This article is from the December issue of Total Politics
“Men of power have no time to read; yet the men who do not read are unfit for power.”
You will find plenty to read on the topic of power in this issue. The above quote is by Michael Foot. Perhaps not the best example to follow to gain power, but as one of the finest orators in British politics, I’ll recommend his advice on this occasion.
Our cover interview (p52) is with a man who has enjoyed enormous power and craves it again. Amber and Caroline talked to Ed Balls for so long that he was late for his meeting with the party leader. He will never shake off his stereotype as a political bruiser, but he can be excellent company and we get him to relax and open up on much that is political and personal. Balls’ claim that he and Yvette don’t talk politics is a little hard to believe but he certainly knows his Americana – a trait he shares with his bête noire, the Chancellor of the Exchequer.

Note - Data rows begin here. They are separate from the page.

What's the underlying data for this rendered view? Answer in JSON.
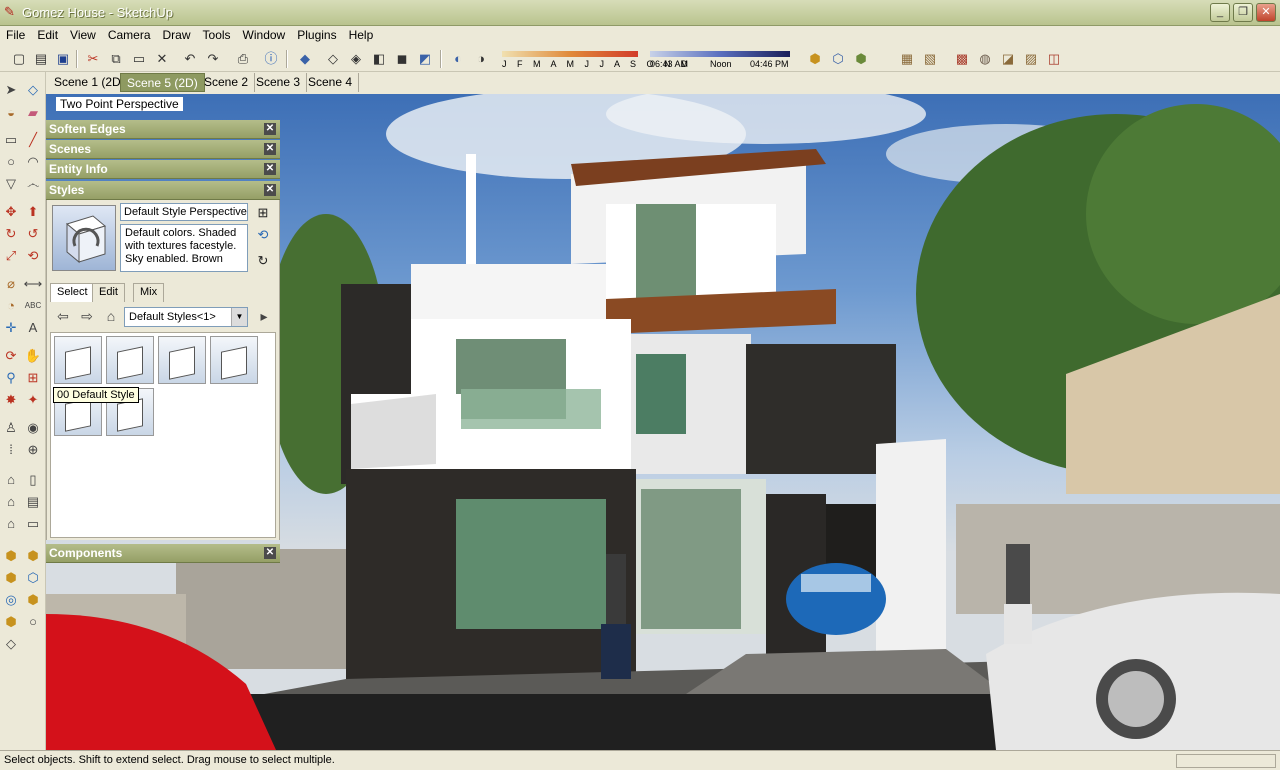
{
  "window": {
    "title": "Gomez House - SketchUp"
  },
  "menu": [
    "File",
    "Edit",
    "View",
    "Camera",
    "Draw",
    "Tools",
    "Window",
    "Plugins",
    "Help"
  ],
  "shadows": {
    "months": "J F M A M J J A S O N D",
    "time_start": "06:43 AM",
    "time_mid": "Noon",
    "time_end": "04:46 PM"
  },
  "scenes": [
    "Scene 1 (2D)",
    "Scene 5 (2D)",
    "Scene 2",
    "Scene 3",
    "Scene 4"
  ],
  "active_scene_index": 1,
  "viewport": {
    "camera_label": "Two Point Perspective"
  },
  "panels": {
    "soften_edges": "Soften Edges",
    "scenes": "Scenes",
    "entity_info": "Entity Info",
    "styles": "Styles",
    "components": "Components"
  },
  "styles": {
    "name": "Default Style Perspective",
    "description": "Default colors.  Shaded with textures facestyle.  Sky enabled.  Brown",
    "tabs": [
      "Select",
      "Edit",
      "Mix"
    ],
    "collection": "Default Styles<1>",
    "tooltip": "00 Default Style"
  },
  "status": {
    "text": "Select objects. Shift to extend select. Drag mouse to select multiple."
  },
  "colors": {
    "title_green": "#b9c38e",
    "active_tab": "#8e9a61",
    "panel_head": "#959f66"
  }
}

George Osborne is extensively profiled by Simon McGee on p48. The future of both men seems bound together as we weather a period of enormous financial insecurity. As the most respected strategists in their respective parties, Balls and Osborne are the real powers behind their leaders’ thrones. Osborne has been carefully placing allies around the cabinet table and in wider government. Simon digs out some lovely details on this hugely ambitious figure and we again hear of his ambitions for the top job.
Elsewhere, we interview key backbenchers, Graham Brady and Tony Lloyd, who are both understated but crucial conduits between the two sources of party power, the leadership and backbenchers. And our ever-popular history section enjoys the considerable presence of Cardinal Wolsey, who makes our modern-day power-brokers look amateurish.
Finally, no coverage of power would be complete without Niccolò Machiavelli. The latest biography on the Italian is reviewed by Tristram Hunt. Power, both current and past, always makes compelling reading. I hope you enjoy our content of the strongest of political currencies.
Ben Duckworth, editor of Total Politics